Also sprach Zarathustra, Op.30
Piano Concerto No.2 in B flat, Op.83
Emanuel Ax (piano)
London Symphony Orchestra
Reviewed by: Douglas Cooksey
Reviewed: 12 June, 2003
Venue: Barbican Hall, London
A rapturously received concert. However, although it was undoubtedly good, it was so only in parts. The performance of Also sprach Zarathustra had many virtues. Curiously, the famous ’Sunrise’ opening was the least convincing – partly due to what I still find a constricted acoustic (despite the fairly recent refurbishment), and to some less than spectacular playing from the trumpets. Thereafter things improved with some sensitive detailing and superlatively ample string-sound: a depth of tone on a par with any of the great continental orchestras.
Zarathustra can sometimes be an over-inflated series of loosely connected episodes. The twin virtues of Previn’s interpretation was that it was constantly moving forward in the most naturally and unfussy of ways, and also that it avoided any hint of pretentiousness – no mean feat in music that can easily veer between bombast and kitsch. Previn’s conducting was a model of restrained clarity, yet with no lack of commitment, nor any sense of holding back at key moments. As a result the 35-minute span passed quickly, culminating in a beautifully stylish and understated ’Tanzlied’ from the orchestra’s Leader, Gordan Nikolitch. Only the odd insecurity in the brass, the less than perfect chording of the winds at the very close and insensitive timpani playing (of which more later) prevented this being as exceptional as Tod und Verklärung from a few days previously.
Great things were hoped for of the Brahms concerto. Ax is a truly fine Brahmsian – one recalls previous remarkable performances of both concertos in London with Sanderling and Dohnányi. Previn is currently on top form: reinvigorated, lucid and engaged. The LSO is a crack band. What went wrong? To plagiarise Alan Greenspan, Chairman of the US Federal Reserve, this was an extreme case of “Unnatural Exuberance”.
Instead of simply giving us Brahms straight and allowing the tensions inherent in the music to build naturally, this performance started loud and got louder. It was as if all participants were determined to give us Brahms on the grandest possible scale. Although the B flat concerto is written on a largest of canvasses, it is also chamber music writ large – that it happens to be big in linear terms is not an invitation to treat it, as happened here, as a battle royal between soloist and orchestra.

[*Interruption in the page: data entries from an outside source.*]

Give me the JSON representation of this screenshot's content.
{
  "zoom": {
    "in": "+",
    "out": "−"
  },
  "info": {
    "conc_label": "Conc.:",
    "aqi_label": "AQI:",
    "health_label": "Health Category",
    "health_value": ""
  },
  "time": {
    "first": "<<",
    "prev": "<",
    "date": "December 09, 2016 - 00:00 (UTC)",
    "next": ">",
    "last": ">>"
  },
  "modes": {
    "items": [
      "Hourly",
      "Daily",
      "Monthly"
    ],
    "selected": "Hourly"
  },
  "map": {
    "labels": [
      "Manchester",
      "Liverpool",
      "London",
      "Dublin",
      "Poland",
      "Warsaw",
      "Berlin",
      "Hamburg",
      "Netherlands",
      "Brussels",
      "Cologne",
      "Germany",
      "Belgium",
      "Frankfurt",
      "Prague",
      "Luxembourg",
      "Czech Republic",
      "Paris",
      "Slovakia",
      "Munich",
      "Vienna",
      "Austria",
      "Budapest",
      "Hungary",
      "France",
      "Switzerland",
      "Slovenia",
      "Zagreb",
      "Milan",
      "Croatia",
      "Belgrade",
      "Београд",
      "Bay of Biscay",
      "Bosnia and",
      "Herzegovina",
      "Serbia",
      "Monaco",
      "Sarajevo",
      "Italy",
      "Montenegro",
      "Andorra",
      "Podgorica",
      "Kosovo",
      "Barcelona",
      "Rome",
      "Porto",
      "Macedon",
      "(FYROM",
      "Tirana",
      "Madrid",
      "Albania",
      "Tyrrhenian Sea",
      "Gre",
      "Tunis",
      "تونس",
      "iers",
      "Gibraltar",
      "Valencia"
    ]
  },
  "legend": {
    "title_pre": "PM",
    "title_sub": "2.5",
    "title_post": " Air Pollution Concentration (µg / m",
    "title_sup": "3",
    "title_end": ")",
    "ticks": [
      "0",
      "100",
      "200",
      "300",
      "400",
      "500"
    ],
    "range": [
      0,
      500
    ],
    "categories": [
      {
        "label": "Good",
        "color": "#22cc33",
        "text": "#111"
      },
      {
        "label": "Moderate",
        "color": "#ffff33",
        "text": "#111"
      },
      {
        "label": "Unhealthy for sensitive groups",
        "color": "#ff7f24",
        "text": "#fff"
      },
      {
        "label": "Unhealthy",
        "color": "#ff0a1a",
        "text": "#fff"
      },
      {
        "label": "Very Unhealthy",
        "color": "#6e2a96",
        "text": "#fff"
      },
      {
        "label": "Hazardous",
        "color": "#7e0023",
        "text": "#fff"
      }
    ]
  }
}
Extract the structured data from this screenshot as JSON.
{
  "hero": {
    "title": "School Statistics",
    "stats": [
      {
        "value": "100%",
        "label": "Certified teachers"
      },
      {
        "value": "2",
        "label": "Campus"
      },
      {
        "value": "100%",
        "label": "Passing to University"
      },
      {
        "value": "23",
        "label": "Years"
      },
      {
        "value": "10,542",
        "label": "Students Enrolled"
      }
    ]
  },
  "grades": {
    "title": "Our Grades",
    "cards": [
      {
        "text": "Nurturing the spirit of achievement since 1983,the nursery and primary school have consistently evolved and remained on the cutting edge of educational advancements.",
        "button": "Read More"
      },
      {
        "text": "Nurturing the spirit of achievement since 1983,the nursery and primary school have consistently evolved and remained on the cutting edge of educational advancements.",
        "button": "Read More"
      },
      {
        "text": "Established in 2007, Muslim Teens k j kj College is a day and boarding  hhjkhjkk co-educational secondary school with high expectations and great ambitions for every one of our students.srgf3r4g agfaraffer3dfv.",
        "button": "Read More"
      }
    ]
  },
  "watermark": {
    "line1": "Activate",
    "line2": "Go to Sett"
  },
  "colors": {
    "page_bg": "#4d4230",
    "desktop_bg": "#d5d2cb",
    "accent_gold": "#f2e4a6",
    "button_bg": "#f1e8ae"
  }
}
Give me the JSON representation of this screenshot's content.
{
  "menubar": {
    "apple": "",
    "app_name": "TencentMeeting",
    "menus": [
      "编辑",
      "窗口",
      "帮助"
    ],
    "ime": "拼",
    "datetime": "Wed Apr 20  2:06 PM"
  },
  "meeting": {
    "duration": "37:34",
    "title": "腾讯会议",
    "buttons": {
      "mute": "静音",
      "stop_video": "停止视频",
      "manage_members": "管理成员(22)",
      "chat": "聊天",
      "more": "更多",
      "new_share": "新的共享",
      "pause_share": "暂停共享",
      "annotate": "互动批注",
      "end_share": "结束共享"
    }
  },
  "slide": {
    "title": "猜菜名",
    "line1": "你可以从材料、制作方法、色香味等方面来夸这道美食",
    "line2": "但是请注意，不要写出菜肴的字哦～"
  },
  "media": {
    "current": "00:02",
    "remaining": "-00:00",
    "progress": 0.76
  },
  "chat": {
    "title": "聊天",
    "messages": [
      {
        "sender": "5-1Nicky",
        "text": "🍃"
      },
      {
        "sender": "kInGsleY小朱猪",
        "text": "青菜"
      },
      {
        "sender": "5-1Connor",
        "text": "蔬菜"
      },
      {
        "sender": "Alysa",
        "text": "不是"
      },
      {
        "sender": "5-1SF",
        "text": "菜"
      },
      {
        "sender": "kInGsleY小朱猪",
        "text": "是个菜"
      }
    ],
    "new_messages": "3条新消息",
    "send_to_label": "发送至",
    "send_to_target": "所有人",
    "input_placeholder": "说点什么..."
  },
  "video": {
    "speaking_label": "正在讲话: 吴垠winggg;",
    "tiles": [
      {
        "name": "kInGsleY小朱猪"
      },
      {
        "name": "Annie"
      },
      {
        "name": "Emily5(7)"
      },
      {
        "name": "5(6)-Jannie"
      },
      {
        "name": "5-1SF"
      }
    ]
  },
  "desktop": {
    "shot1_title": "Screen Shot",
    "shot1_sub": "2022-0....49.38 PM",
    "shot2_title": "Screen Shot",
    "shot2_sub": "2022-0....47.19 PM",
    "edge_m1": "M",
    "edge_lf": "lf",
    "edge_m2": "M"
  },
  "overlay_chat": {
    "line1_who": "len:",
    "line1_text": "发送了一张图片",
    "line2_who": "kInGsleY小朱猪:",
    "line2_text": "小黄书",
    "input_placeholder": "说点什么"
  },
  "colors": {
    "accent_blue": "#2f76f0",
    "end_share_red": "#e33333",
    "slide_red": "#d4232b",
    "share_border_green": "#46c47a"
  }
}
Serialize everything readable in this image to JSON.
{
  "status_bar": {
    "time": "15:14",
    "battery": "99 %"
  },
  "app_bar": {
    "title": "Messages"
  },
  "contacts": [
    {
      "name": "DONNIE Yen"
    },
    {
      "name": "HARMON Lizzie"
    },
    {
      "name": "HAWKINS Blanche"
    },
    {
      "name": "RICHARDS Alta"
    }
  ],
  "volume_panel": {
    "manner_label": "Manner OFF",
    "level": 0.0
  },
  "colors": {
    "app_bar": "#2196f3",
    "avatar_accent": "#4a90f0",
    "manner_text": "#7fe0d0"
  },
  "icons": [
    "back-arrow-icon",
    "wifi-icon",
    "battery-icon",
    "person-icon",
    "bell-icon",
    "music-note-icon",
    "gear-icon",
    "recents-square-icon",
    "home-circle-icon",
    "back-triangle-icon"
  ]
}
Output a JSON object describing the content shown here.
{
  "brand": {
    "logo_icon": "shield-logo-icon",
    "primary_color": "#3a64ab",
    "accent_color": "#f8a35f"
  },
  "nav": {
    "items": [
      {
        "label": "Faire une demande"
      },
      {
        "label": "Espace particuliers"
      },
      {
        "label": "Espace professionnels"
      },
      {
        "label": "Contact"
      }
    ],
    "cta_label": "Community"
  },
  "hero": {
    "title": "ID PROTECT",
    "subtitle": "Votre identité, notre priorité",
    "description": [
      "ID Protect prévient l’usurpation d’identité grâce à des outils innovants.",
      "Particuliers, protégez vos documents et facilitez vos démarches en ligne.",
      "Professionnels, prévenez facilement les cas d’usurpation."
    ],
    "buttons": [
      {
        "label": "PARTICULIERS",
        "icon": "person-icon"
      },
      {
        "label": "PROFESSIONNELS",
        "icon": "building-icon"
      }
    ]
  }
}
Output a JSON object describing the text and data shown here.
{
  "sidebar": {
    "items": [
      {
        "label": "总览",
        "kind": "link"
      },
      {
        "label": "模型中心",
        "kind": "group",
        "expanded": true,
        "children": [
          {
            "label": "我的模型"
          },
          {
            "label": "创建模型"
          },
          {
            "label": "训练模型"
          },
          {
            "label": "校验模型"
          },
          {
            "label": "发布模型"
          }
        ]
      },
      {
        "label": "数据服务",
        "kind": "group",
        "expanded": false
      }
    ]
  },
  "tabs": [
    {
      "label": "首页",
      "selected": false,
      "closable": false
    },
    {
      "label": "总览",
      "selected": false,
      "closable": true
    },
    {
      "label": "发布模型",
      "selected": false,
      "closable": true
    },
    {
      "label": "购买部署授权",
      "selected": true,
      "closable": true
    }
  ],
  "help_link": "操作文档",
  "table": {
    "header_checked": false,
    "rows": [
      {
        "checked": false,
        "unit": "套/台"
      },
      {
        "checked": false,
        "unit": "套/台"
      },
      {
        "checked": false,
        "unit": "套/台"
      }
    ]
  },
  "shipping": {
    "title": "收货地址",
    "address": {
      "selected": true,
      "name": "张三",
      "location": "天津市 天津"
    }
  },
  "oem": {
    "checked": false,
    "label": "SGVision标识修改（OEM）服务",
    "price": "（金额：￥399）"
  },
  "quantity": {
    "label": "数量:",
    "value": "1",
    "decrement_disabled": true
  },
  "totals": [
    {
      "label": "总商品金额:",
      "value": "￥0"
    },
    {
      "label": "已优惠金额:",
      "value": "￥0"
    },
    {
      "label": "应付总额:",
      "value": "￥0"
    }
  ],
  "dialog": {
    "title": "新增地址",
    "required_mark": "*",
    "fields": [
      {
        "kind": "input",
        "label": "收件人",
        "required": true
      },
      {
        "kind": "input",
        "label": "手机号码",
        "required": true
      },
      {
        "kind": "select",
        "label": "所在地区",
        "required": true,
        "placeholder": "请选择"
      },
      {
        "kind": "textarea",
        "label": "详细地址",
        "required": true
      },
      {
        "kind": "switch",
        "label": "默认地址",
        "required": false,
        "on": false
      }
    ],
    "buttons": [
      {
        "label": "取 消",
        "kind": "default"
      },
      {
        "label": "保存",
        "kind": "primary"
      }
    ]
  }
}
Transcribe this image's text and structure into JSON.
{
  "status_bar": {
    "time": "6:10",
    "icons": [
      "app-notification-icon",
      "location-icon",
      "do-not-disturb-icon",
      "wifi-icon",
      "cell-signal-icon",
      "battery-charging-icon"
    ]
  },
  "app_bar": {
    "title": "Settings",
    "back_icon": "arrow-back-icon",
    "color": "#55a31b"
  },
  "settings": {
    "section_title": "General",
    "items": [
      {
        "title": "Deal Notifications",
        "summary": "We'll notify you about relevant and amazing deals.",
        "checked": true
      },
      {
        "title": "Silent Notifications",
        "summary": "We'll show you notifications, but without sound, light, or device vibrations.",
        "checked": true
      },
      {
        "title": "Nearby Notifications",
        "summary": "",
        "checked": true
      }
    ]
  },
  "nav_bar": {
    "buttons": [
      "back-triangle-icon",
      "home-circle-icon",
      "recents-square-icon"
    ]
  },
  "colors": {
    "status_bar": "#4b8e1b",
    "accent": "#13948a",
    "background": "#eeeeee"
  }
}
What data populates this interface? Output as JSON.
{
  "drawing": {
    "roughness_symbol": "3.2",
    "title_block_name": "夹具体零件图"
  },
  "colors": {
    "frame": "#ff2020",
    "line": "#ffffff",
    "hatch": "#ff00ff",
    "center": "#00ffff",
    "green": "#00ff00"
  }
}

From the hectoring realisation of the first tutti – timpani thundering (as throughout), horns blasting – it was as if all concerned had collectively abandoned any sense of style and dynamic judgement in favour of that peculiar type of instant all-purpose euphoria that used to pass for a genuine Brahms sound. In response to this febrile atmosphere, Ax’s became over-aggressive. Although there were moments of repose and sensitivity, the first two movements came across as wildly over-heated. Occasionally Ax’s magical playing could be heard – the sotto voce double octaves in the Scherzo or in the perfectly timed pause which followed. The effect was dissipated though by the ’più agitato’ conclusion which simply got faster rather than more agitated.
In the slow movement the tempo flowed a little too easily. The cello soloist (Tim Hugh) – condemned by Previn’s seating of the strings (with the violas outside-right) to be more or less invisible to both soloist and audience alike – played his solo fluently enough but with little sense of inward magic. Towards the movement’s close, the pianist’s lead-back to the cello, always a litmus test, had less sense than usual of time held in suspension – prose rather than poetry. The Finale fared better; even so it was short on geniality and playfulness, somewhat muscle-bound. A disappointment given the stature of the artists involved.